Peterborough's 10 and 11 How I make my Canoes Part 3.
November 26, 2015
There is always a certain amount of trepidation that goes with the glassing process. The reason for this is that there are so many things that can go wrong and once the resin is set there is sometimes very little that can be done to make things right. That said it is a fantastic material which renders the hull waterproof and strong.
It is best to apply the resin in one day which makes for the best bond between coats and the coats have to be applied at the right time when the previous one is not quite set. Given that applying one coat to a hull typically takes around two hours I knew I was in for a long day.
The first coat is applied partly with a squeegy using a brush on the vertical areas. The idea is to get the resin on quickly and evenly before it heats up and sets in the cup.
Here is a video of me starting the process on the first hull. It is at 2x speed in reality the resin is applied more slowly.
I continued the process the same way on both hulls working on alternate sides to avoid a dry line along the centre.When I get to the bow and stern the cloth is carefully cut around the stems leaving a 25mm overlap.This will be tidied up later once the first coat has set.
Each coat takes around two hours to apply. After the first is done you go over the whole hull with the squeegy and make sure the cloth is stuck down and the excess resin is removed ready for the second coat.
The second coat is applied with a brush and spread out well but with care to avoid making bubbles.At this stage the weave of the cloth is still not quite filled and the cloth around the stems has been trimmed allowing the stem edge to also be coated.
They are checked over for runs and after a very quick lunch I had to get straight on with the third coat.This is applied in the same way but once all the resin has been applied you go over it with the brush again and again as it dries tipping it off to remove bubbles and runs.
Here is the second hull at this stage.
and the first hull.
I arrived at work at 8.00am and by the time I finished it was 10 pm so you see what I mean about a long day but I think it was worth it!
I returned to work next day to find the resin had a few tiny bubbles that had risen to the surface but would require a rub down and re coat to get rid of them Arrgh!
That's the problem with working late. I should have stayed and watched over them for another hour or so tipping off with the brush but how many people would after a 14hr day!
The hulls would need to be keyed first by rubbing down with wet and dry paper.
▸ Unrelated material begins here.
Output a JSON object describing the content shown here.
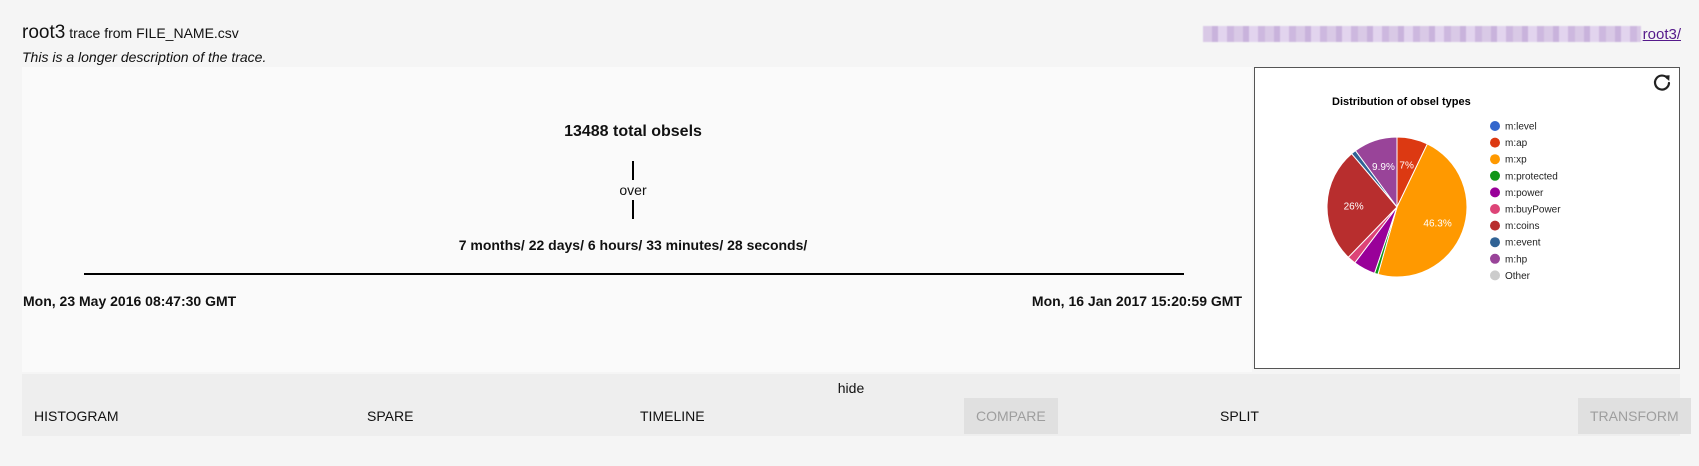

At the same time I could also tidy up the bow and stern edges again before applying a final coat.
And here is the first hull rubbed down.
Then I spent the rest of the day applying a final coat to both of them and I had plenty of time to make sure it was well tipped off. Here they are once they have been coated again.
and so ended another though this time a normal length day.
When the weather and workshop is cool at this time of year it is a good idea to give the resin time to harden so next day I left the hulls alone and decided to prepare the decks and Gunwales.
First I took the opportunity to trim off the excess glass around the sheerlines.
I had some timber with a straight edge on it so I began by cutting 1” wide strips for gunwales from this.
I needed six as One canoe will hang upright so does not need inwales whereas the other will be made with inwales and outwales as per normal.
Having cut three from my first plank I had to get out a big plank with a waney edge and cut this off before I could continue to cut strips off it.I mark a straight line using a string line.
and then cut it with my skilsaw as manhandling the big plank on my table saw would not be easy!
The strips are then planed and thicknessed up.
The two pairs that would be made into inwales were then marked out for the scuppers or slots that will be cut in them. Some people like to make these with a router but I find this a noisy messy operation so prefer to do it my own way with a drill then a jigsaw and a router to finely trim just the front of the slot.
Next the end of each slot is drilled from both sides.
With the drilling done the sides of the slots are marked out.
Finally they are cut with a jigsaw and the cut is ready to be cleaned up with the router next time.
Next the slots are sanded and the ends of the inwales are tapered. I sand them with a flapwheel
and the tapers are cut on the circular saw before being finished on my bench with a jack plane.
The outwales are slightly easier to make as they have no slots in them but they do have a bevel on the underside and like the inwales they too are tapered. I like these tapers they give the boat a certain elegance.
The edges of the inwales are rounded so this is done next and you can also do the same to the outwales but I like to leave them till they have been fitted as it makes them easier to fit.
The decks for these two canoes will be different. One canoe is going to hang the right way up so its top will not be seen. To save money it will just have simple small one piece decks. This is also a good option if you wish to keep the weight down on your boat.
The other boat will have my usual style of laminated cambered deck. First the parts are prepared.
The outer pieces are bookmatched.
Another day over I had the parts ready for joining.